Osvaldo Perez is a third-generation coffee producer, managing what is now a 280 hectare estate. As the family has expanded their holdings over the years, they likewise increased the varieties grown to include Typica, Catimor, Catuai, Pacamara, and more, while also establishing their own wet mill. Alongside this growth, they have also remained stewards of the land, preserving 35 hectares of tropical rainforest and maintaining a Rainforest Alliance certification.
Coffee farming practices are similar to other countries in the region, but Guatemala has an abundance of water, volcanic soil, and very distinct micro-climates compared to its neighbors. Although late to coffee, Guatemala recognized and responded to the needs of the emerging specialty coffee sector earlier than most coffee-producing regions.
Anacafé, the coffee producers association in Guatemala, identifies seven growing regions: Fraijanes, the plateau south of Guatemala City; Coban, a rainforest region in the center of the country; Huehuetenango, highlands near the border with Mexico; Atitlan, primarily the volcanic mountains on the Pacific side of Lake Atitlan; San Marcos, between Huehuetenango and the Pacific Ocean; Oriente, the driest of the growing regions located near the eastern border with Honduras; and the most famous of all, Antigua, nestled among the volcanoes an hour’s drive southwest of Guatemala City.
History of Guatemalan Coffee
Although coffee was brought over from the Caribbean in the mid-18th century by Jesuit priests, it was used primarily as an ornamental plant and garden crop for 100 years in Guatemala. Coffee wasn’t widely traded, however, until commercial production began in the 1850s. The volcanic soil and various micro-climates proved ideal for growing coffee in Guatemala.

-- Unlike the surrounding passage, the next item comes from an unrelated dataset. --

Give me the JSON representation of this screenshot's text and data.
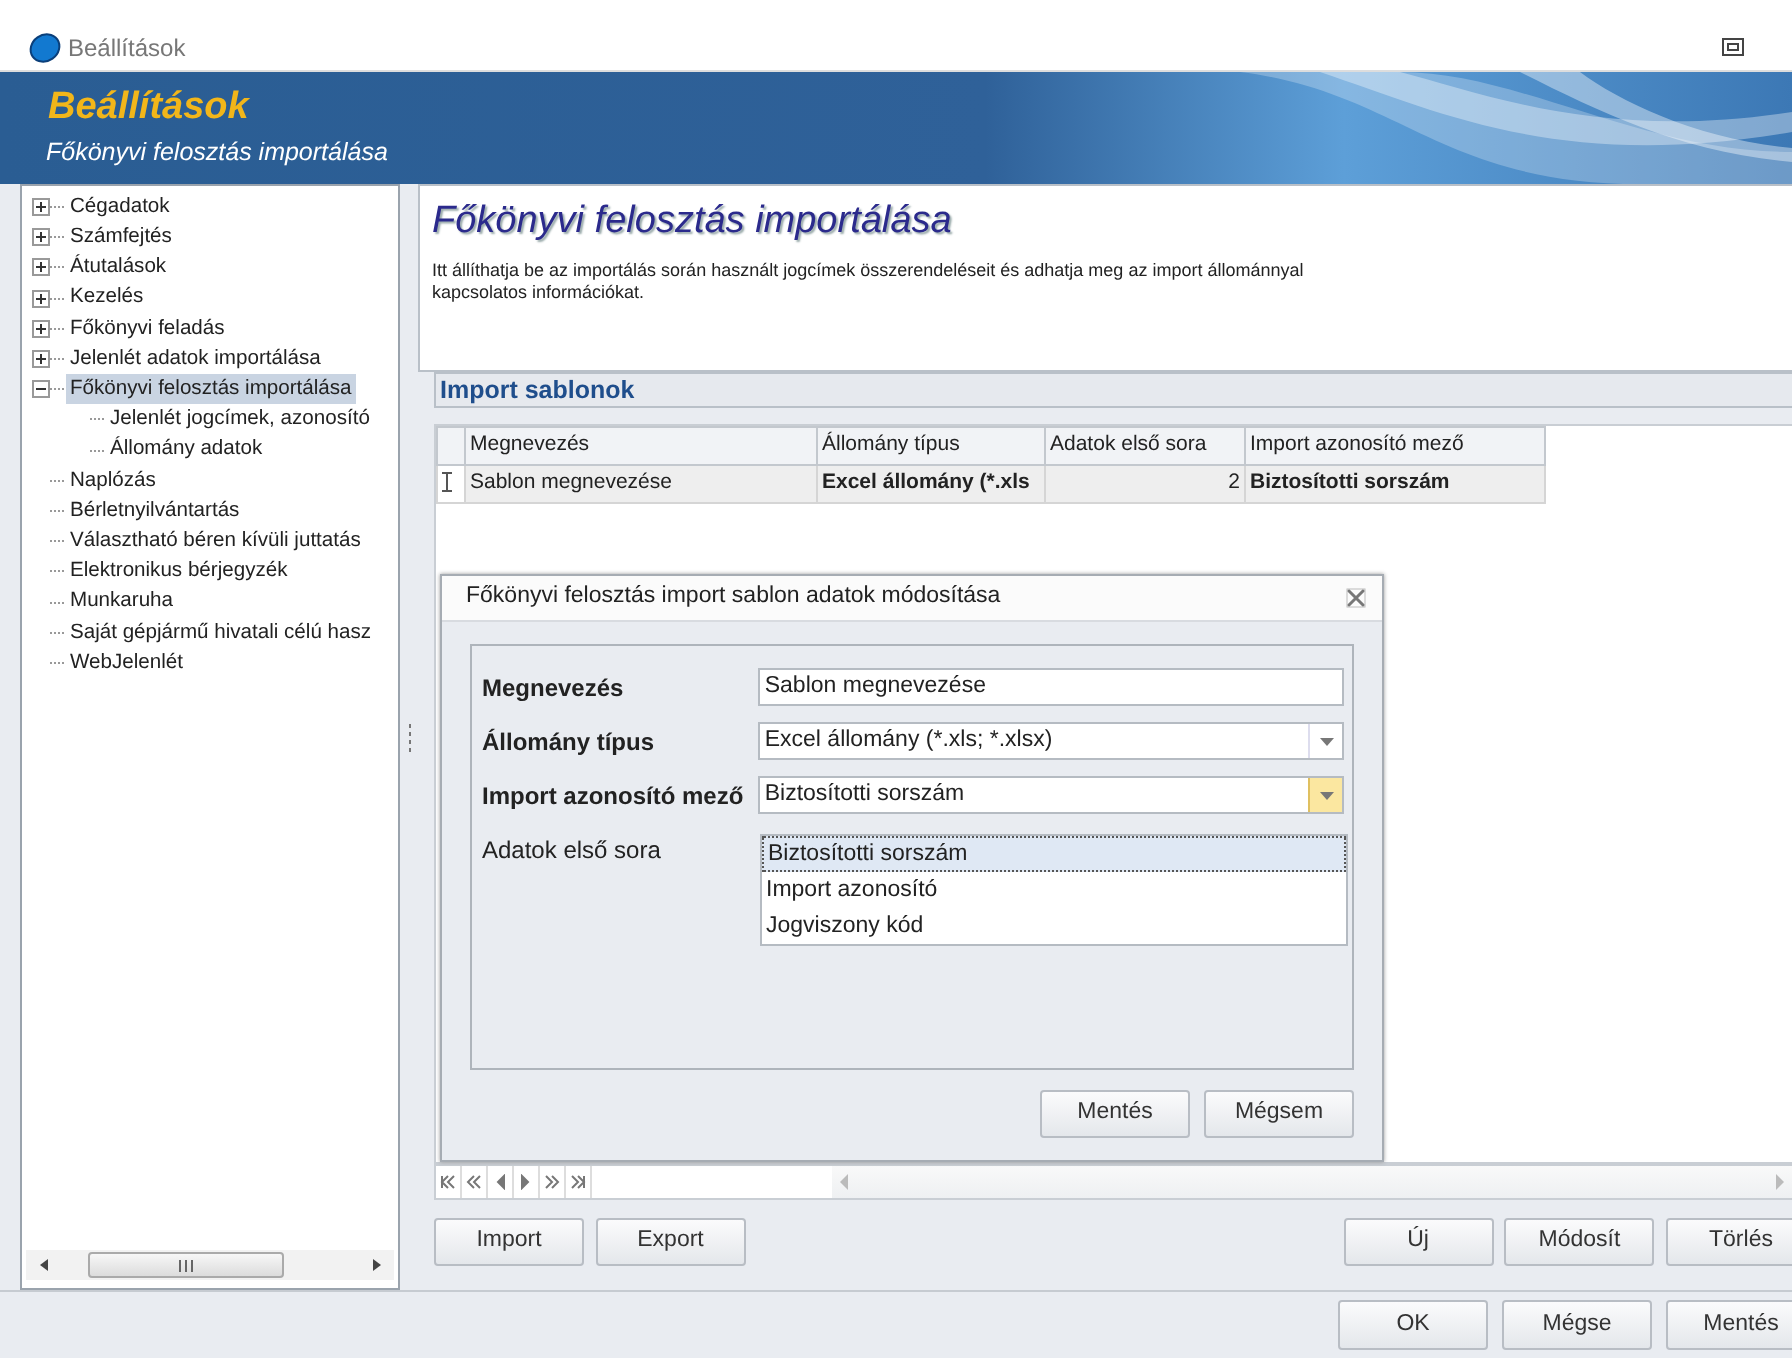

Coffee, within a generation, became the country’s most important crop. In 1860, Guatemala exported 140,000 pounds of coffee, and just 25 years later, the country was exporting over 40 million pounds. Large numbers of coffee farmers were German immigrants responsible for many inventions and innovations related to coffee milling. Most of Guatemala’s coffee was exported to Germany until the First World War, when exports shifted to the United States.